Assignment: Every entry below should be written out again exactly.

[Data records for software interfaces]
---+---
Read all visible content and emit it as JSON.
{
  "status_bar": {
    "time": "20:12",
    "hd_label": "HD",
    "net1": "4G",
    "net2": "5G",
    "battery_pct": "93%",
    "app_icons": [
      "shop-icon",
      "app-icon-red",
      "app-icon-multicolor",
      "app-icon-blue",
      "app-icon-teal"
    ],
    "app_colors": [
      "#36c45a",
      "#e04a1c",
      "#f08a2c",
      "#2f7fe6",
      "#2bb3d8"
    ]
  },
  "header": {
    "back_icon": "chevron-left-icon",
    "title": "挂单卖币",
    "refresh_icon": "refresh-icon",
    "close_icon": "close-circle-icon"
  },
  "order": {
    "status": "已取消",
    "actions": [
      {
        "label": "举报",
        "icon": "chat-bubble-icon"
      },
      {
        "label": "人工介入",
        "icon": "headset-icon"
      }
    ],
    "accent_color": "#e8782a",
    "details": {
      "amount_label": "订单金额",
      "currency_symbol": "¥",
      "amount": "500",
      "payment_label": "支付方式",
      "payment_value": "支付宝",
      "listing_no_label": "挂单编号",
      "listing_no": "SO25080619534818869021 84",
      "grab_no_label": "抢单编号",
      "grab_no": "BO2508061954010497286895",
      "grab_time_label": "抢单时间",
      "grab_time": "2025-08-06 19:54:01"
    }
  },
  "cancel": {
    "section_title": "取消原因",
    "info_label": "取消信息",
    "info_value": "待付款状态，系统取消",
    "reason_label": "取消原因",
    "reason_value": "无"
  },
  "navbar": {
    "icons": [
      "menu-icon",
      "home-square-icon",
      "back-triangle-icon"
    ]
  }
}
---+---
Task answer:
Read all visible content and emit it as JSON.
{
  "status_bar": {
    "time": "20:12",
    "hd_label": "HD",
    "net1": "4G",
    "net2": "5G",
    "battery_pct": "93%",
    "app_icons": [
      "shop-icon",
      "app-icon-red",
      "app-icon-multicolor",
      "app-icon-blue",
      "app-icon-teal"
    ],
    "app_colors": [
      "#36c45a",
      "#e04a1c",
      "#f08a2c",
      "#2f7fe6",
      "#2bb3d8"
    ]
  },
  "header": {
    "back_icon": "chevron-left-icon",
    "title": "挂单卖币",
    "refresh_icon": "refresh-icon",
    "close_icon": "close-circle-icon"
  },
  "order": {
    "status": "已取消",
    "actions": [
      {
        "label": "举报",
        "icon": "chat-bubble-icon"
      },
      {
        "label": "人工介入",
        "icon": "headset-icon"
      }
    ],
    "accent_color": "#e8782a",
    "details": {
      "amount_label": "订单金额",
      "currency_symbol": "¥",
      "amount": "500",
      "payment_label": "支付方式",
      "payment_value": "支付宝",
      "listing_no_label": "挂单编号",
      "listing_no": "SO25080619534818869021 84",
      "grab_no_label": "抢单编号",
      "grab_no": "BO2508061954010497286895",
      "grab_time_label": "抢单时间",
      "grab_time": "2025-08-06 19:54:01"
    }
  },
  "cancel": {
    "section_title": "取消原因",
    "info_label": "取消信息",
    "info_value": "待付款状态，系统取消",
    "reason_label": "取消原因",
    "reason_value": "无"
  },
  "navbar": {
    "icons": [
      "menu-icon",
      "home-square-icon",
      "back-triangle-icon"
    ]
  }
}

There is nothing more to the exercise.